I haven't even put the
Purim costumes away yet, and already in my son's kindergarten, the
children are learning the story of baby Moses in the basket. The older I
get, the smaller the gaps seem between one holiday and the next. Maybe
it's the nature of being a mom to school age children. After all,
you have to keep those kids focused on something. And holiday themes are
always a good way to get their attention. Yet we are all children of God.
Maybe the on-going cyclical nature of the Biblical feasts is God's
gracious and loving way to get our attention and keep our hearts set on
There's a funny saying that sums up the message of every Jewish
holiday: "They tried to kill us, God made sure we won. Let's eat!"
While certainly true in a very general and humorous way, this saying
again points to the need/benefit of experiencing, even imbibing, yes
repeatedly ingesting the stories of the faithfulness of God.
On Friday nights we bless the Creator of the Universe for creating the
fruit of the vine and bringing forth bread from the earth. We remember
that He made the world in six days and on the seventh day He rested. And
we commemorate the Shabbat by eating a special meal.
On Purim we read the story of Queen Esther and how she and Mordechai lead
a nationwide prayer meeting to call on God's faithfulness. We dress
up in crazy, cute and colorful costumes, remembering how Esther hid her
true identity until the right time. And we eat sweet "Haman's ears"
cookies to celebrate God's victory for our people over the evil
Haman of Agag.
Now, lest we sit for a moment and be tempted to forget the triumph and
faithfulness of God, we are wooed into the Passover season. The pink and
white flowers of the almond tree whisper in the wind the coming of

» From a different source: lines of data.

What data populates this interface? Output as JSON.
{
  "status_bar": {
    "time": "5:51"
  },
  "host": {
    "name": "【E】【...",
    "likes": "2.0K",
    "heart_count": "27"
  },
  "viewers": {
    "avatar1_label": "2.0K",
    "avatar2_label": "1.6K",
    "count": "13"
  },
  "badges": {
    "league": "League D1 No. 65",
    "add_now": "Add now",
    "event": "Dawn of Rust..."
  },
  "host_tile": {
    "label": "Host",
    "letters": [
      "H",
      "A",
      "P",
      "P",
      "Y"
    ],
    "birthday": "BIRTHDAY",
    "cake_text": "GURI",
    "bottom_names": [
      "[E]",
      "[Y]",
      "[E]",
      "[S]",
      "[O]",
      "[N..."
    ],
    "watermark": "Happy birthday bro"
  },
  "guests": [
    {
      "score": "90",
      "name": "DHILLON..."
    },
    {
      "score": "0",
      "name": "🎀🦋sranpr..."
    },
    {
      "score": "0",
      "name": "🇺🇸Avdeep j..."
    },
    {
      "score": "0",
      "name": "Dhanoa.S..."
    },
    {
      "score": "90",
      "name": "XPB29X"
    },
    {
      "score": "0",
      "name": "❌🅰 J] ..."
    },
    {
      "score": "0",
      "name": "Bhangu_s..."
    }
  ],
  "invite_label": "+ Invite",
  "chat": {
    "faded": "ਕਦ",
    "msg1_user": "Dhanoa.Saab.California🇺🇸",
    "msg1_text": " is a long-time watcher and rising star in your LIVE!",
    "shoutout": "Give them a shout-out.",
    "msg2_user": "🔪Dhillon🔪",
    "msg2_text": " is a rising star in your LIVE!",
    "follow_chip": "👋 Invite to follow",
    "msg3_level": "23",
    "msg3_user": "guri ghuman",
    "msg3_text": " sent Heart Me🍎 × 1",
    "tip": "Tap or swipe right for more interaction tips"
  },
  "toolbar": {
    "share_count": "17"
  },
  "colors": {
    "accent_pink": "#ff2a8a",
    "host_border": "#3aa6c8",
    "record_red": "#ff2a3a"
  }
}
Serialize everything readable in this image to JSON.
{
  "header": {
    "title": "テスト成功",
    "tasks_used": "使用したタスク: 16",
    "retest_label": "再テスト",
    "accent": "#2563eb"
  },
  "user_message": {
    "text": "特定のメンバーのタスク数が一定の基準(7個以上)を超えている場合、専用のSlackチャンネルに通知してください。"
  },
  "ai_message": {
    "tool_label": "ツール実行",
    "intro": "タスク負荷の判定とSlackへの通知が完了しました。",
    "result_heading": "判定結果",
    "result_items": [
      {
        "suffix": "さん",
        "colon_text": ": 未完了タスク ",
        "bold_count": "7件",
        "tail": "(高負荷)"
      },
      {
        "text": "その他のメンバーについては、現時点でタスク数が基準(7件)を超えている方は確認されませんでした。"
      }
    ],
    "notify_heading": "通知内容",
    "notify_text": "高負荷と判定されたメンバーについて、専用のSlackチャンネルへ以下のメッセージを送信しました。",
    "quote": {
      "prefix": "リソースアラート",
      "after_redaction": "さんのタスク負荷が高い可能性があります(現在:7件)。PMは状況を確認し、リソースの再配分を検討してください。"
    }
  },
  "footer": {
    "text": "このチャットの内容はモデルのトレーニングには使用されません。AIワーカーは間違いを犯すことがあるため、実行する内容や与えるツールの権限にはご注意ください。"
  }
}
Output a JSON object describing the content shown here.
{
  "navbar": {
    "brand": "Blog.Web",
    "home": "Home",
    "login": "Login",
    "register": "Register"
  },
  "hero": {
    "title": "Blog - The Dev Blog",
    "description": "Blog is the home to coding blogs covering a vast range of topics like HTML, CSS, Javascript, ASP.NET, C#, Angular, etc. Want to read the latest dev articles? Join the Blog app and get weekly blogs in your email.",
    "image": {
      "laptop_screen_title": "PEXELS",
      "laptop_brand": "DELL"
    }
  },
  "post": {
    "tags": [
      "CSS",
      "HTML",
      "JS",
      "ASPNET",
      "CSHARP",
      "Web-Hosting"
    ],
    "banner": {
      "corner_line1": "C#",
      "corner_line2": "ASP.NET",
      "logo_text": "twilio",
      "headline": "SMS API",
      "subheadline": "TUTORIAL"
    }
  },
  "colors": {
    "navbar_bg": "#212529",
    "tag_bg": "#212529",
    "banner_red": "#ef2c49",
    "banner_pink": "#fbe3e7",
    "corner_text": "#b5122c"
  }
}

spring. Warm breezes knock at our closed winter windows, urging us to
open up, air out and clean up our homes in preparation for the great
That night we will sit down together to recount the Exodus of the
children of Israel from Egypt; how God chose Moses and destined him to be
the redeemer who would lead us out of slavery. We will tell our children
again the story of how, with a mighty and outstretched arm, God showed
His power to the oppressing Egyptians, smiting them with plagues and
passing over all whose doorposts were covered with the blood. There will
be a search for the hidden manna, and we will remember Yeshua's
sacrifice as the ultimate Passover lamb.
As I fold up Spiderman, Minnie Mouse and Superman and put them away in
the costume box, I am busy thinking about the Passover meal I will make.
Will I make light and fluffy matzo balls or sinkers? Will I serve gefilte
fish or spicy Moroccan Nile Perch? Brisket or lamb? Will I use festive
disposable ware or my grandmother's china?
Whatever the choices, my heart and mind will and should be busy pondering
the faithfulness of God, while my body is also busy commemorating with
the physical actions of cleaning, cooking, eating - actions that are not
merely physical but are vehicles to keep my mind focused on the victories
God has won as He has kept His covenant to our people.
"But the Lord is faithful. He will establish you against the
evil one." (II Thessalonians 3:3)